Nat King Cole
Another incredible box set- this gives us 100 tracks by one of the greatest vocalists of all times. Ranging from his earliest jazz recordings in the 40s (including his often overlooked piano virtuosity) to his popular work in the 50s and 60s. There's even an unreleased gem- a seven minute opus titled Mr. Cole Don't Rock N Roll. Cole is one of the most popular vocalists of all time, second in hit records only to Frank Sinatra. His smooth delivery is distinctive. During his career he conquered every medium- live performance, recordings, radio, television and films. His recording of Mel Torme's "The Christmas Song" is arguably THE quintessential Christmas recording. He wrote many of his songs, including the familiar "Straighten Up and Fly Right."

That's all for now. I'll write more as soon as I get a chance.

You can hear all this music, and much more on:

NeverEndingWonder Radio
Tune in via the above link or in iTunes, look in the radio section under "Eclectic."

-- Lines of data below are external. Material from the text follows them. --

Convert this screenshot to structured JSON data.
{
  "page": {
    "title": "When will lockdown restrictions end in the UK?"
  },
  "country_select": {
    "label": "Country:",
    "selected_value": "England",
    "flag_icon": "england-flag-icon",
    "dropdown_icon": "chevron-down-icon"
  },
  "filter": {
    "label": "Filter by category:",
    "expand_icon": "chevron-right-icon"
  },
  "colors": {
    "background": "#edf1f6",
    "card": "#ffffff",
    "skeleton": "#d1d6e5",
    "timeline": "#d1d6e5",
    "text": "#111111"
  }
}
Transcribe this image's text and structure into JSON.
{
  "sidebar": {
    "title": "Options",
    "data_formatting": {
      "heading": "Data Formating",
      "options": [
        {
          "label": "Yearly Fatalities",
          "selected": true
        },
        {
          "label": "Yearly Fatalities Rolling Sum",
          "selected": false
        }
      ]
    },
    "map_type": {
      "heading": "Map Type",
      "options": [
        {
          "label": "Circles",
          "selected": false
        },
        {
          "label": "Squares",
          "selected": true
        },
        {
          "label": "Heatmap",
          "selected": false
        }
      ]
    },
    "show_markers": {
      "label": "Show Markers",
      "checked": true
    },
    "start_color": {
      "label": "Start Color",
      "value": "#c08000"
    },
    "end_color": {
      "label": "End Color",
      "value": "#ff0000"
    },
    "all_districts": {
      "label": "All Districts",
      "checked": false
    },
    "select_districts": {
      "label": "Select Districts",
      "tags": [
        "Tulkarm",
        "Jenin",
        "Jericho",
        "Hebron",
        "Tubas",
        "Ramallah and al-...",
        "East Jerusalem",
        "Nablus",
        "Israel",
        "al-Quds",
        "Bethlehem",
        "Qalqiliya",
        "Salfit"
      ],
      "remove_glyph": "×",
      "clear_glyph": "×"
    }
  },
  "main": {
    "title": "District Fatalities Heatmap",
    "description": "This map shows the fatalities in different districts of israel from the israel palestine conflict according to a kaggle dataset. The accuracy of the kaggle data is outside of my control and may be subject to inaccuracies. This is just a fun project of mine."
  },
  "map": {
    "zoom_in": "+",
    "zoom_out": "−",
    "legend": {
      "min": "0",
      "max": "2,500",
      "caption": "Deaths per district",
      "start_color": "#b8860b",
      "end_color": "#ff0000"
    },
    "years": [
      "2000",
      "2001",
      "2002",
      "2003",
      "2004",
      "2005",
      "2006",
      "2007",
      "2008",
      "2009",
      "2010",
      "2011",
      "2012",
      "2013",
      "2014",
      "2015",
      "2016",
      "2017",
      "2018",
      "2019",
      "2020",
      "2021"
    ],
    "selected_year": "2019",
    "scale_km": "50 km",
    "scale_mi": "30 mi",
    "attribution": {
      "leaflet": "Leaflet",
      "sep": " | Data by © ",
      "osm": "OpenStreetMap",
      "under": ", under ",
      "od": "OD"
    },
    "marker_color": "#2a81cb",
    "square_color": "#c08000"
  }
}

Wayne said...

I've really been enjoying the Nat King Cole--excellent stuff!

NeverEndingWonder said...

Iknew you would appreciate it Wayne! Truly one of the greatest.